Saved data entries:
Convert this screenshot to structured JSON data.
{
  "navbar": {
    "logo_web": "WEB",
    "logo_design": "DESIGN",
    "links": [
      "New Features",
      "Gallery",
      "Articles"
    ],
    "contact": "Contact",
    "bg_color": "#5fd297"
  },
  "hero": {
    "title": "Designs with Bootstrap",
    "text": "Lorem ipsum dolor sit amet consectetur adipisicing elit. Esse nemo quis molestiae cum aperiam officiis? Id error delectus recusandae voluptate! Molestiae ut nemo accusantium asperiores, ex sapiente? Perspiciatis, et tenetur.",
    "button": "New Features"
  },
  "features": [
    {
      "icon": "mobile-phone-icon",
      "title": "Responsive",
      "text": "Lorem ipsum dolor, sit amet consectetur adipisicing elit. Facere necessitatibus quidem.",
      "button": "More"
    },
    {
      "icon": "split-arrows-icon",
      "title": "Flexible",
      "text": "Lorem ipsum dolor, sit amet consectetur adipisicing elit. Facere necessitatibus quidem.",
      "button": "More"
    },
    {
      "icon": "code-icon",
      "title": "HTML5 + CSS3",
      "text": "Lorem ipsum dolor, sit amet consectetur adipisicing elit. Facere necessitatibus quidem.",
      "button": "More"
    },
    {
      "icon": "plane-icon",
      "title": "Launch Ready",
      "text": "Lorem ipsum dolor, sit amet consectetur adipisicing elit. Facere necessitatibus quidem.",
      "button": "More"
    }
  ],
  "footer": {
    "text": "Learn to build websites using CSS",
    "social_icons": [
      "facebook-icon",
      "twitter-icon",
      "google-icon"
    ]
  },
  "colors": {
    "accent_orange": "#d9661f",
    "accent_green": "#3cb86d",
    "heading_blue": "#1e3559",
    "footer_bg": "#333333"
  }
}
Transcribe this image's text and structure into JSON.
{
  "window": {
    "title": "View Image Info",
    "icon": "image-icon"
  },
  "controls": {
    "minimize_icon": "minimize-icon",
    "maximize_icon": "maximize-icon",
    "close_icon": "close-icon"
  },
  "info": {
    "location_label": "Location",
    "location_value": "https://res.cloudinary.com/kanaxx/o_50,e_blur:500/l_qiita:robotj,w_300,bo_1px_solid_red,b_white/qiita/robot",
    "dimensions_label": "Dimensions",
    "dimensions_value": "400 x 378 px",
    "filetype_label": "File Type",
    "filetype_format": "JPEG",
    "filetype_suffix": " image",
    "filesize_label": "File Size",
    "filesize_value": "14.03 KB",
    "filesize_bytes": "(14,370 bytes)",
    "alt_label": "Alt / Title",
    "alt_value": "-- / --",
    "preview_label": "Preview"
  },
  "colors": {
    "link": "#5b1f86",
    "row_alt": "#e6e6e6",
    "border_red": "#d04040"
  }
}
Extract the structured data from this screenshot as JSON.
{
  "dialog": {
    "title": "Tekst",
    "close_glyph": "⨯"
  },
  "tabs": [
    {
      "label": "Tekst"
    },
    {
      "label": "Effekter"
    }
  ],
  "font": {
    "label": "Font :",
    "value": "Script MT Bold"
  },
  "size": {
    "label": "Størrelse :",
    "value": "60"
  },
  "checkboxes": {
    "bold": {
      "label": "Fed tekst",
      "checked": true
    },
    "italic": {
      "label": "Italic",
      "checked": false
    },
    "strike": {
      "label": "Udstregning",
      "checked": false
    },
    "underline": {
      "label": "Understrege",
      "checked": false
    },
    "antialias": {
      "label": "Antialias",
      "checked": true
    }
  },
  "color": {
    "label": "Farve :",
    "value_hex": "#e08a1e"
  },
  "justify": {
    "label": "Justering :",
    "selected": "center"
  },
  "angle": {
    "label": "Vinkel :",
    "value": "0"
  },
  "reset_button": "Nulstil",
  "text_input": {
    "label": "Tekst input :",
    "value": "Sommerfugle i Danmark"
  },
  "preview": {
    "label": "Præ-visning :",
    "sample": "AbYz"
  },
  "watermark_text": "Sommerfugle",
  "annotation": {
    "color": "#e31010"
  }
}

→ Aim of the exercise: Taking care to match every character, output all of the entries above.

→ Completed exercise:
Convert this screenshot to structured JSON data.
{
  "navbar": {
    "logo_web": "WEB",
    "logo_design": "DESIGN",
    "links": [
      "New Features",
      "Gallery",
      "Articles"
    ],
    "contact": "Contact",
    "bg_color": "#5fd297"
  },
  "hero": {
    "title": "Designs with Bootstrap",
    "text": "Lorem ipsum dolor sit amet consectetur adipisicing elit. Esse nemo quis molestiae cum aperiam officiis? Id error delectus recusandae voluptate! Molestiae ut nemo accusantium asperiores, ex sapiente? Perspiciatis, et tenetur.",
    "button": "New Features"
  },
  "features": [
    {
      "icon": "mobile-phone-icon",
      "title": "Responsive",
      "text": "Lorem ipsum dolor, sit amet consectetur adipisicing elit. Facere necessitatibus quidem.",
      "button": "More"
    },
    {
      "icon": "split-arrows-icon",
      "title": "Flexible",
      "text": "Lorem ipsum dolor, sit amet consectetur adipisicing elit. Facere necessitatibus quidem.",
      "button": "More"
    },
    {
      "icon": "code-icon",
      "title": "HTML5 + CSS3",
      "text": "Lorem ipsum dolor, sit amet consectetur adipisicing elit. Facere necessitatibus quidem.",
      "button": "More"
    },
    {
      "icon": "plane-icon",
      "title": "Launch Ready",
      "text": "Lorem ipsum dolor, sit amet consectetur adipisicing elit. Facere necessitatibus quidem.",
      "button": "More"
    }
  ],
  "footer": {
    "text": "Learn to build websites using CSS",
    "social_icons": [
      "facebook-icon",
      "twitter-icon",
      "google-icon"
    ]
  },
  "colors": {
    "accent_orange": "#d9661f",
    "accent_green": "#3cb86d",
    "heading_blue": "#1e3559",
    "footer_bg": "#333333"
  }
}
Transcribe this image's text and structure into JSON.
{
  "window": {
    "title": "View Image Info",
    "icon": "image-icon"
  },
  "controls": {
    "minimize_icon": "minimize-icon",
    "maximize_icon": "maximize-icon",
    "close_icon": "close-icon"
  },
  "info": {
    "location_label": "Location",
    "location_value": "https://res.cloudinary.com/kanaxx/o_50,e_blur:500/l_qiita:robotj,w_300,bo_1px_solid_red,b_white/qiita/robot",
    "dimensions_label": "Dimensions",
    "dimensions_value": "400 x 378 px",
    "filetype_label": "File Type",
    "filetype_format": "JPEG",
    "filetype_suffix": " image",
    "filesize_label": "File Size",
    "filesize_value": "14.03 KB",
    "filesize_bytes": "(14,370 bytes)",
    "alt_label": "Alt / Title",
    "alt_value": "-- / --",
    "preview_label": "Preview"
  },
  "colors": {
    "link": "#5b1f86",
    "row_alt": "#e6e6e6",
    "border_red": "#d04040"
  }
}
Extract the structured data from this screenshot as JSON.
{
  "dialog": {
    "title": "Tekst",
    "close_glyph": "⨯"
  },
  "tabs": [
    {
      "label": "Tekst"
    },
    {
      "label": "Effekter"
    }
  ],
  "font": {
    "label": "Font :",
    "value": "Script MT Bold"
  },
  "size": {
    "label": "Størrelse :",
    "value": "60"
  },
  "checkboxes": {
    "bold": {
      "label": "Fed tekst",
      "checked": true
    },
    "italic": {
      "label": "Italic",
      "checked": false
    },
    "strike": {
      "label": "Udstregning",
      "checked": false
    },
    "underline": {
      "label": "Understrege",
      "checked": false
    },
    "antialias": {
      "label": "Antialias",
      "checked": true
    }
  },
  "color": {
    "label": "Farve :",
    "value_hex": "#e08a1e"
  },
  "justify": {
    "label": "Justering :",
    "selected": "center"
  },
  "angle": {
    "label": "Vinkel :",
    "value": "0"
  },
  "reset_button": "Nulstil",
  "text_input": {
    "label": "Tekst input :",
    "value": "Sommerfugle i Danmark"
  },
  "preview": {
    "label": "Præ-visning :",
    "sample": "AbYz"
  },
  "watermark_text": "Sommerfugle",
  "annotation": {
    "color": "#e31010"
  }
}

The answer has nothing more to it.